European Journal of Applied Physiology and Occupational Physiology

, Volume 62, Issue 4, pp 279–285

Modulation of skin sensitivity by dynamic and isometric exercise in man

  • Pekka Paalasmaa
  • Pentti Kemppainen
  • Antti Pertovaara
Article

DOI: 10.1007/BF00571553

Cite this article as:
Paalasmaa, P., Kemppainen, P. & Pertovaara, A. Europ. J. Appl. Physiol. (1991) 62: 279. doi:10.1007/BF00571553

Summary

The effect of dynamic cycle ergometer exercise and isometric leg exercise on skin sensitivity was studied in man. Exercise was performed at different loads. Cutaneous sensitivity to innocuous and noxious thermal stimuli was tested using a contact thermostimulator and sensitivity to tactile stimuli was tested using electrical stimuli. During isometric exercise a segmental (the exercising limb), but not a multisegmental, phasic decrease of cutaneous thermal sensitivity to innocuous stimuli was found. At the isometric forces used the effect on tactile and heat pain sensitivity was not significant. During dynamic exercise a multisegmental, load-dependent decrease of sensitivity in all tested sensory modalities was found and this attenuation disappeared gradually after the end of exercise. In contrast to isometric exercise, the decrease of sensitivity produced by dynamic exercise was most evident in tactile sensitivity. The size of the stimulus area (7.9 vs 11.8 cm2) did not have a significant effect on the magnitude of the exercise-induced decrease of cutaneous thermal sensitivity to innocuous stimuli. It was concluded that underlying the modulation of skin sensitivity by dynamic and isometric exercise were mechanisms that were different, at least to a small extent. Isometric exercise produced a segmental modulation of skin sensitivity due to central neuronal mechanisms, independent of exercise-induced stress. Exercise-induced stress could have caused the modulation of skin sensitivity by dynamic exercise.
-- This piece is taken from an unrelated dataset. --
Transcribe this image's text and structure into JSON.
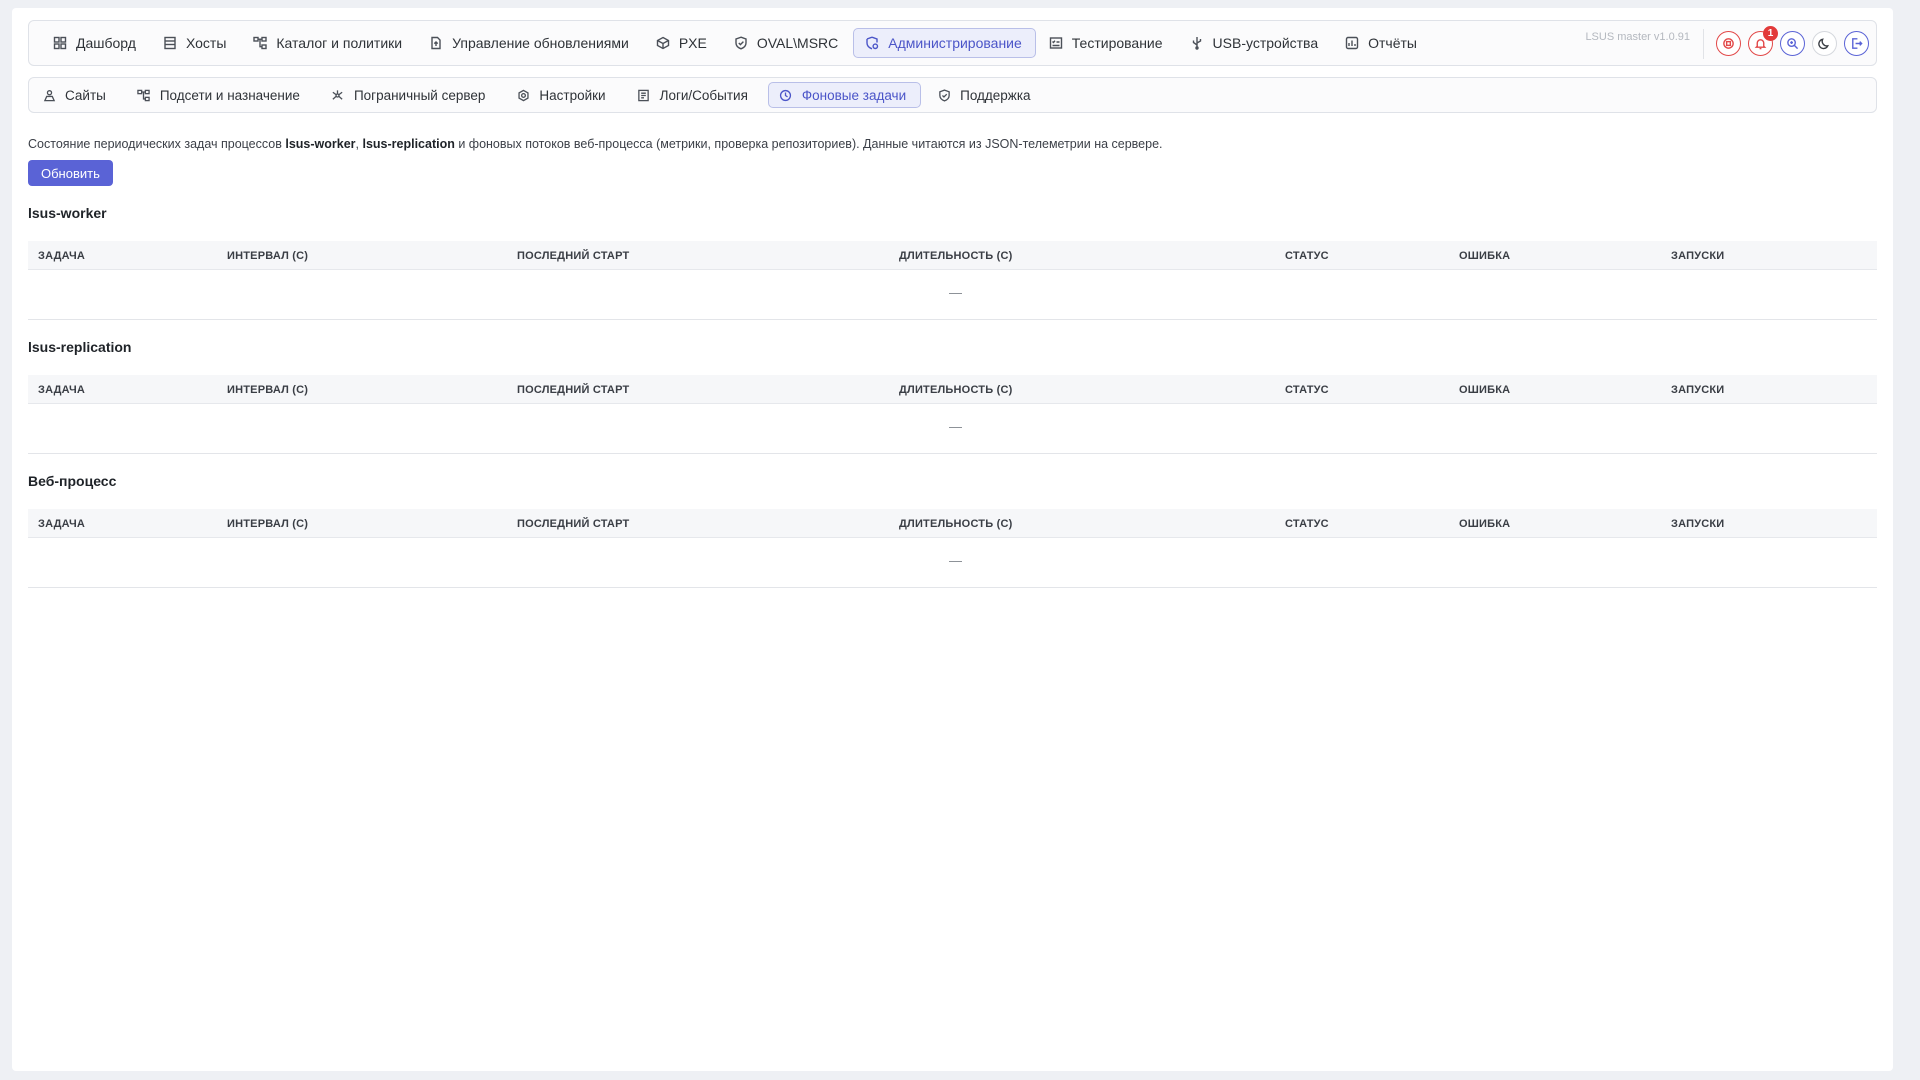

Key words

ExerciseModulationSomatosensory system

Copyright information

© Springer-Verlag 1991

Authors and Affiliations

  • Pekka Paalasmaa
    • 1
  • Pentti Kemppainen
    • 1
  • Antti Pertovaara
    • 1
  1. 1.Department of PhysiologyUniversity of HelsinkiHelsinkiFinland